Data supplied START
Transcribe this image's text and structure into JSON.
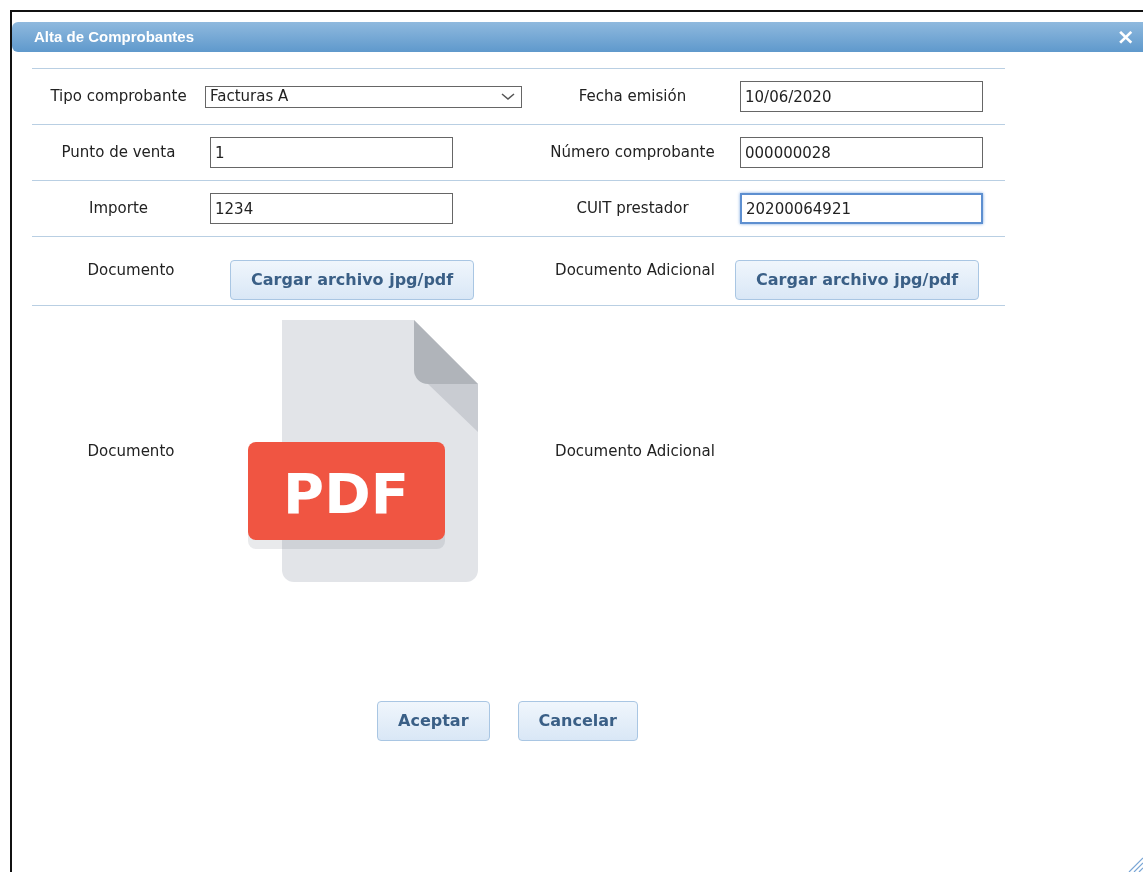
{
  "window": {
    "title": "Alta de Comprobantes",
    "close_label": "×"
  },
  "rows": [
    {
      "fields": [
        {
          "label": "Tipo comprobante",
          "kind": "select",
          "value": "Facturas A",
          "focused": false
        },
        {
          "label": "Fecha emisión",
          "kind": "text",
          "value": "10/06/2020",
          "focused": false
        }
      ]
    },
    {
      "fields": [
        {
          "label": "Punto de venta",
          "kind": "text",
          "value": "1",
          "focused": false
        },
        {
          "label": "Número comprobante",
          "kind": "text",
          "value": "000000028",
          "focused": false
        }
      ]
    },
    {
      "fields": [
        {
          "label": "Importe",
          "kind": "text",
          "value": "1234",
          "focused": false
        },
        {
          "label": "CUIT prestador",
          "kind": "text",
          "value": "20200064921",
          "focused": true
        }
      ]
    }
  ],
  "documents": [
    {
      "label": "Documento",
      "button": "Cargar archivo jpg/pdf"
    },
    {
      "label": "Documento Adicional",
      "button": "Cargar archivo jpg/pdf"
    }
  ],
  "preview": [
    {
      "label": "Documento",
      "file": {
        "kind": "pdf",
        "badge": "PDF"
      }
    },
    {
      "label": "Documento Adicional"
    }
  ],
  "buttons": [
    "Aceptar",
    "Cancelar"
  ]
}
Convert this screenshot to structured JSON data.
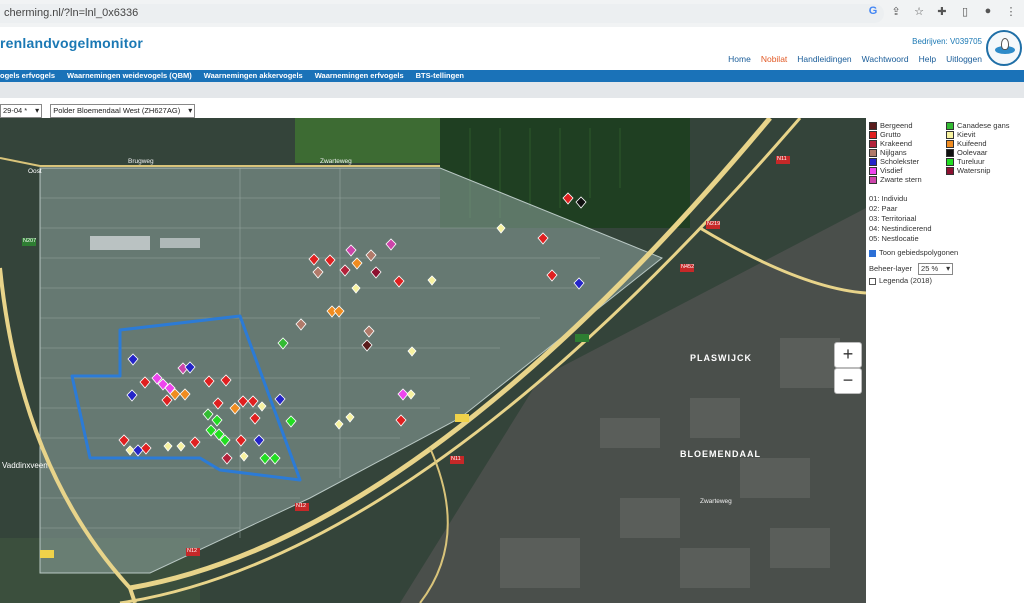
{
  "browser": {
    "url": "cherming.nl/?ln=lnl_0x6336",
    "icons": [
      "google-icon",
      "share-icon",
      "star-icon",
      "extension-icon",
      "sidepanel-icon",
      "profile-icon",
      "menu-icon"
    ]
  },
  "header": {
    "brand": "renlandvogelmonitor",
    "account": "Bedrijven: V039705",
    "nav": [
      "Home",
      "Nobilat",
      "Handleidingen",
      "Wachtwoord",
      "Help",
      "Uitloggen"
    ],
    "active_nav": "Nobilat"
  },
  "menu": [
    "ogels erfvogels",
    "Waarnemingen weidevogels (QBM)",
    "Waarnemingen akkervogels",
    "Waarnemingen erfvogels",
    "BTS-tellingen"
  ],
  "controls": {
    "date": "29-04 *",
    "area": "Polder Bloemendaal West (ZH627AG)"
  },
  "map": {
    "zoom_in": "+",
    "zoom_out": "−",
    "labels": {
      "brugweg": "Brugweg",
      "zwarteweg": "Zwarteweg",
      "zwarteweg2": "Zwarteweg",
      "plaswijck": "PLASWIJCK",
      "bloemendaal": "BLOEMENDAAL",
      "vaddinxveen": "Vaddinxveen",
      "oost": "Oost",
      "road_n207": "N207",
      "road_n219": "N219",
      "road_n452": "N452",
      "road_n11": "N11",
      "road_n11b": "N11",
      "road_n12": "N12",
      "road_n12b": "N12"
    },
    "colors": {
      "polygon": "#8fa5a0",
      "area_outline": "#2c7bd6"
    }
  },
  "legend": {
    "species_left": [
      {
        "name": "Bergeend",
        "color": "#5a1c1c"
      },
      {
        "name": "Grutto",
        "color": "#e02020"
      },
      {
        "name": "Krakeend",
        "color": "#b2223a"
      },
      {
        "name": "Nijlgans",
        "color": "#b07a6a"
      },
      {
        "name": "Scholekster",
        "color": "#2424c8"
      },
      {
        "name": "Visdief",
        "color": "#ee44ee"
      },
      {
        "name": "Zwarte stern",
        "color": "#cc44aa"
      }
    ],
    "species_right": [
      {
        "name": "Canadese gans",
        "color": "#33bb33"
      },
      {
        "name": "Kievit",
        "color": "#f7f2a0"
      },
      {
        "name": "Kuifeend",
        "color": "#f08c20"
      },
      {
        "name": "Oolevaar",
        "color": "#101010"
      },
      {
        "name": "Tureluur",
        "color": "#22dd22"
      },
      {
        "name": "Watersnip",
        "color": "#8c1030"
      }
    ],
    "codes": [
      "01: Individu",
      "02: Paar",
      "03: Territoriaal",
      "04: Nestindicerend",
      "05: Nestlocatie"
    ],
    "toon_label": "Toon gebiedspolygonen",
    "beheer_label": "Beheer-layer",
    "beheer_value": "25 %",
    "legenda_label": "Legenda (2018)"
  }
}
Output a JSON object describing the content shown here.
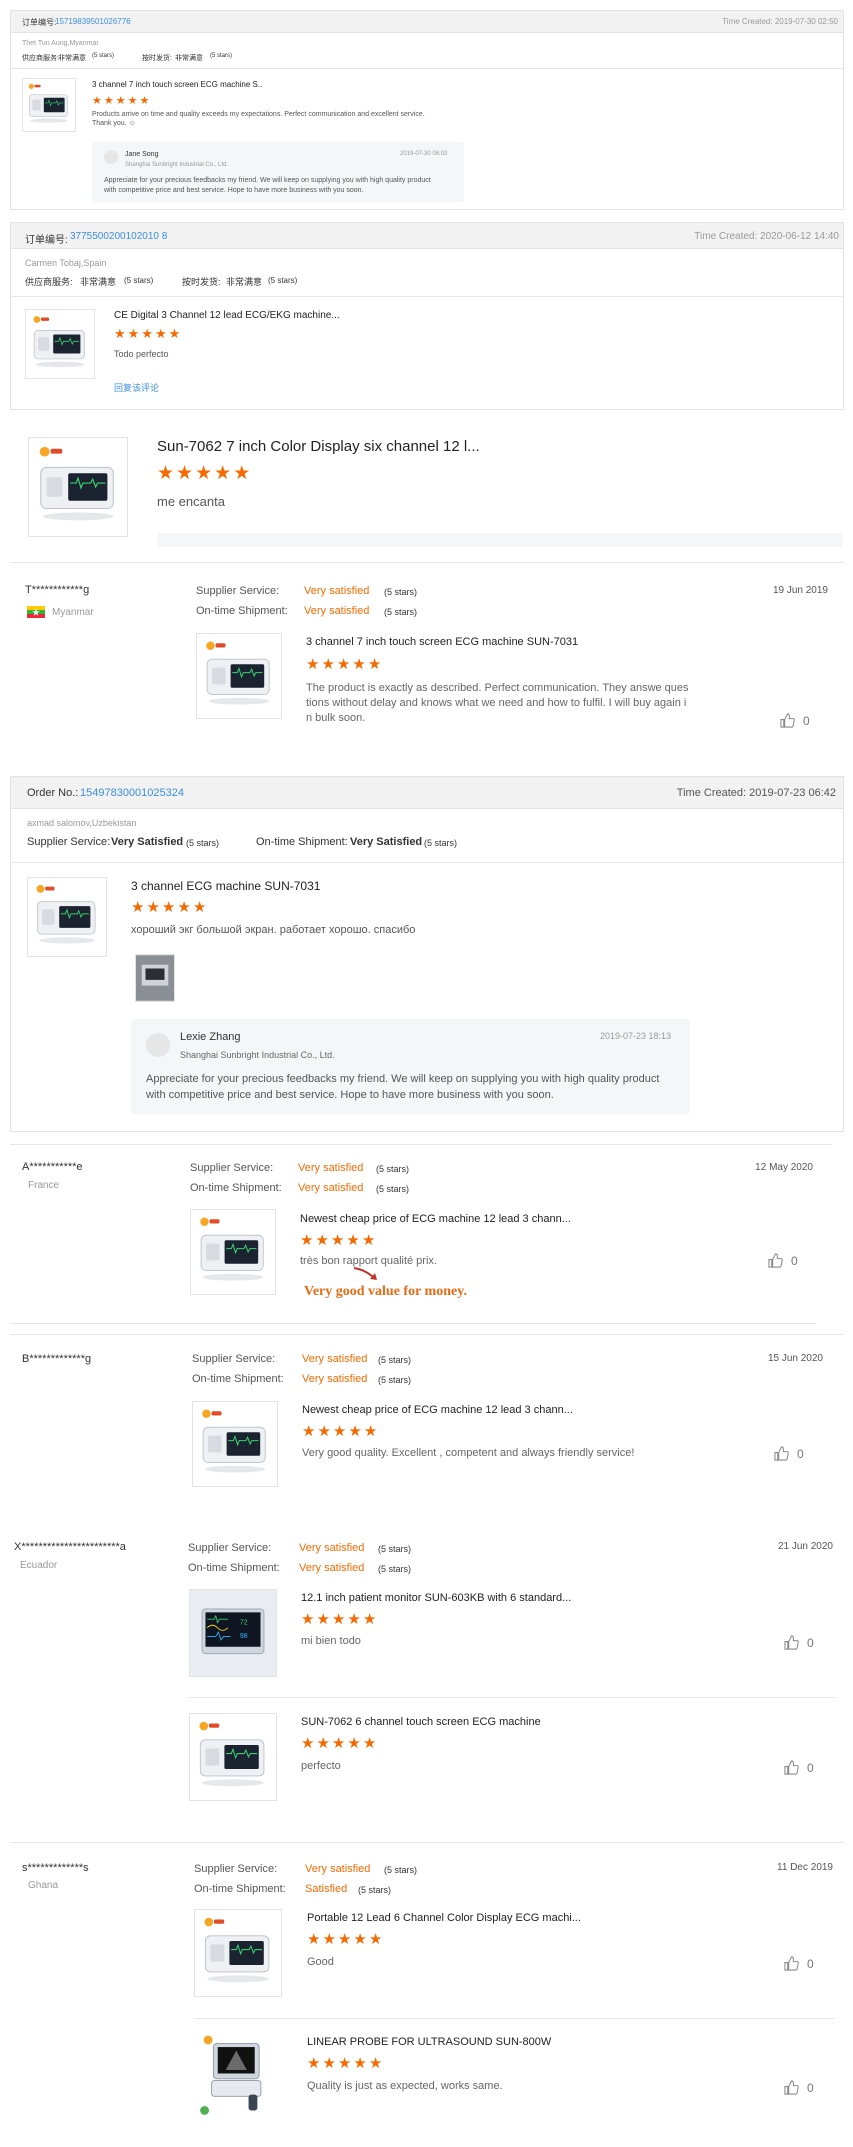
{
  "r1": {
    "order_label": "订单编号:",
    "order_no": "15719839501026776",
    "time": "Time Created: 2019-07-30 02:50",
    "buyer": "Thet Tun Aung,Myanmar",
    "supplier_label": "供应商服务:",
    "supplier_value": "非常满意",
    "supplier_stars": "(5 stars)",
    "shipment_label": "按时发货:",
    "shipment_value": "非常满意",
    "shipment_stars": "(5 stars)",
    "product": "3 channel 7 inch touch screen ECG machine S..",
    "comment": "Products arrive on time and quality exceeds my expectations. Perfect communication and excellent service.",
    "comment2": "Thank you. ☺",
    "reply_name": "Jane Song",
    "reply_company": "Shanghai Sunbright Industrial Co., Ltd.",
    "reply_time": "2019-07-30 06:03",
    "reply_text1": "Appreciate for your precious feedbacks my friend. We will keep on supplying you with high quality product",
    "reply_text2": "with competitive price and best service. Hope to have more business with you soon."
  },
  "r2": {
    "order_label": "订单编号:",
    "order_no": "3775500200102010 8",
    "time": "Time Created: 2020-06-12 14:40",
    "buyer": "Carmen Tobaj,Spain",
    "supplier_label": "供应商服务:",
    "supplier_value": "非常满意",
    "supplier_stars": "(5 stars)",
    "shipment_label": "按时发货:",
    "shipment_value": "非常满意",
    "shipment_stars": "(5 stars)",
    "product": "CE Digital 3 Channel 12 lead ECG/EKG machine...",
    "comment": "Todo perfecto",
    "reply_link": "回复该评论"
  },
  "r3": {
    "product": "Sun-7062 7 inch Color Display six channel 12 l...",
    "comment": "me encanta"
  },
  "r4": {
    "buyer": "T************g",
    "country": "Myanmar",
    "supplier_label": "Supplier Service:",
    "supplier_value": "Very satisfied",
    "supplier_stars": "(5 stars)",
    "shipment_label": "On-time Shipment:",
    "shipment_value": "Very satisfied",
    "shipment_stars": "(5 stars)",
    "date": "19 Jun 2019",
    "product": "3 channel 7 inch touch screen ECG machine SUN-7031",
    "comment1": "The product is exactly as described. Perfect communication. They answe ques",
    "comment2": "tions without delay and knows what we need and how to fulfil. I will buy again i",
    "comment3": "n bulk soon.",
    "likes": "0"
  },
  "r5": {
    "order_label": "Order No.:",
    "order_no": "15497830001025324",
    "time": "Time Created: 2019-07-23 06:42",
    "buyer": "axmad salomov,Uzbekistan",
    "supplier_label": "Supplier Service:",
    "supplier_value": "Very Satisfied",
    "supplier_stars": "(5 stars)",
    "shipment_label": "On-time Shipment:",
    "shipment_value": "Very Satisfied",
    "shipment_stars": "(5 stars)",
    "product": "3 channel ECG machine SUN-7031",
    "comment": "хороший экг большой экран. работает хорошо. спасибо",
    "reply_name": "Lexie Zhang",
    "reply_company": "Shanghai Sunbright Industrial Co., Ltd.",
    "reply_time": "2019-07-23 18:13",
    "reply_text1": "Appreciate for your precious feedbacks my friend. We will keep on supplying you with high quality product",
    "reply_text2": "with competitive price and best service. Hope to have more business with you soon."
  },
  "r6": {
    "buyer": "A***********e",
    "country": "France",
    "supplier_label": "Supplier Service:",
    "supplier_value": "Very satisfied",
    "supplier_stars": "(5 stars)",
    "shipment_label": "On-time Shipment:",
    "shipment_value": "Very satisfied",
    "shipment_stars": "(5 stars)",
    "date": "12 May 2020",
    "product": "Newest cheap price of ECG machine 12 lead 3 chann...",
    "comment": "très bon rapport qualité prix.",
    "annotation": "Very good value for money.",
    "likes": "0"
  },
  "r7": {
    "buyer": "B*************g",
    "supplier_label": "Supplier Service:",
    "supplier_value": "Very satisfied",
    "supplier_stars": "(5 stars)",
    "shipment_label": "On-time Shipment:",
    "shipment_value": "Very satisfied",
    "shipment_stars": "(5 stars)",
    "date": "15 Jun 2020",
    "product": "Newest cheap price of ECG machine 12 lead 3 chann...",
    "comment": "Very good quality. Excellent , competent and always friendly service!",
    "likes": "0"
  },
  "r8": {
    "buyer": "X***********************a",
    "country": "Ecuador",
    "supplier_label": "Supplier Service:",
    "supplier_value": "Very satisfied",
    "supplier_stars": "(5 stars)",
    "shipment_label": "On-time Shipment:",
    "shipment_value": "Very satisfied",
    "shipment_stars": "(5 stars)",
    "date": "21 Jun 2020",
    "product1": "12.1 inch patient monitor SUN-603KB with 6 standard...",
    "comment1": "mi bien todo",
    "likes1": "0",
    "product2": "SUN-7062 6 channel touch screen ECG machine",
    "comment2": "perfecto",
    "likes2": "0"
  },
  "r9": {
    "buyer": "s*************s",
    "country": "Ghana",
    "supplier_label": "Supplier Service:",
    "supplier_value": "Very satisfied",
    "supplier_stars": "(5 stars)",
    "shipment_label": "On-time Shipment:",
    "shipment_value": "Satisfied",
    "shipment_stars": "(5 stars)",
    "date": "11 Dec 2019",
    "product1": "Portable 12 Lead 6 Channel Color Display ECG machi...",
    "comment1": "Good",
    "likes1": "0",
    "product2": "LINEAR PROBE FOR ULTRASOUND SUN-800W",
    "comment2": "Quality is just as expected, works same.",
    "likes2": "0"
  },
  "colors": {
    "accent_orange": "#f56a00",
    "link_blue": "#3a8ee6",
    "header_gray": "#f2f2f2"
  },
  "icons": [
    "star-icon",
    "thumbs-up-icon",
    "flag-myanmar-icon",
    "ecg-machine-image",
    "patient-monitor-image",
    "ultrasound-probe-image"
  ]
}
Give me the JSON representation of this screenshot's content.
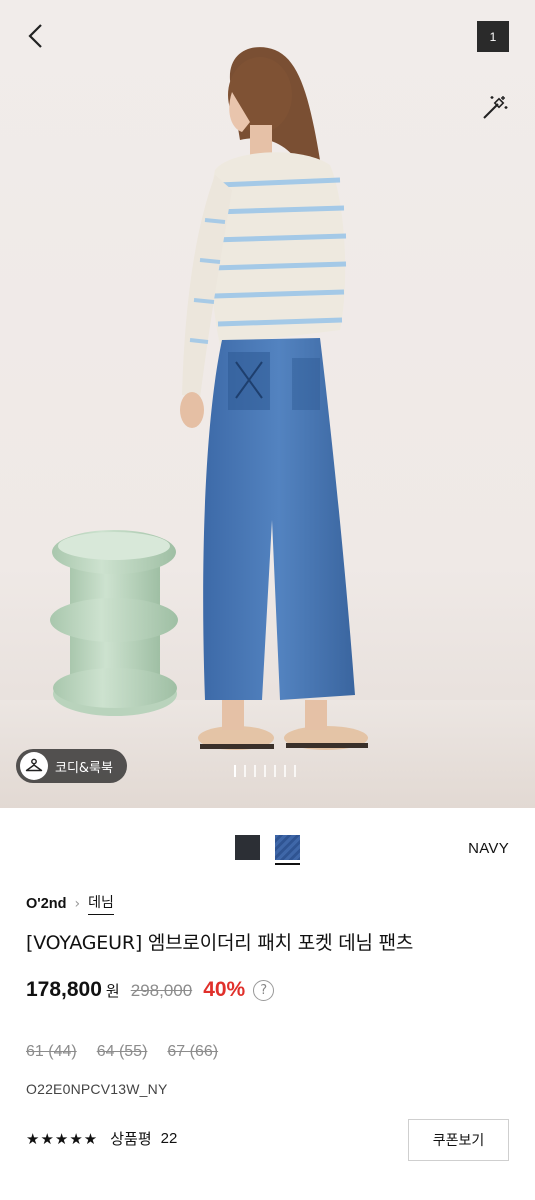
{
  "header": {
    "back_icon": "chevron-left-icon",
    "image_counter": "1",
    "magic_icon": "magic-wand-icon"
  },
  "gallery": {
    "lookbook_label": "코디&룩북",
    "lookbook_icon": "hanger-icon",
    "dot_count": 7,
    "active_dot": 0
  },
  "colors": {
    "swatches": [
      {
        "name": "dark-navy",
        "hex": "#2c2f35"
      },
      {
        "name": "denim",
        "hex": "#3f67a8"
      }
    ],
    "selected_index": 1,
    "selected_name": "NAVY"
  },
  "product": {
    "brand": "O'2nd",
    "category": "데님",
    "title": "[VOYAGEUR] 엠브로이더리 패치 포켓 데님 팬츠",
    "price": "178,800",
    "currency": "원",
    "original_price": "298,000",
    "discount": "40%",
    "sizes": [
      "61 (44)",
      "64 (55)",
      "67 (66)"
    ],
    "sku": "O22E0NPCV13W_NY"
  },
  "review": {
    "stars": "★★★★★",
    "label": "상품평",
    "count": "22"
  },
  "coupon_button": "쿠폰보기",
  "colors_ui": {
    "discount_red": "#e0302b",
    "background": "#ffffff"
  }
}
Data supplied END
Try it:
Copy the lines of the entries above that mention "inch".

Solution to this exercise:
    "product": "3 channel 7 inch touch screen ECG machine S..",
    "product": "Sun-7062 7 inch Color Display six channel 12 l...",
    "product": "3 channel 7 inch touch screen ECG machine SUN-7031",
    "product1": "12.1 inch patient monitor SUN-603KB with 6 standard...",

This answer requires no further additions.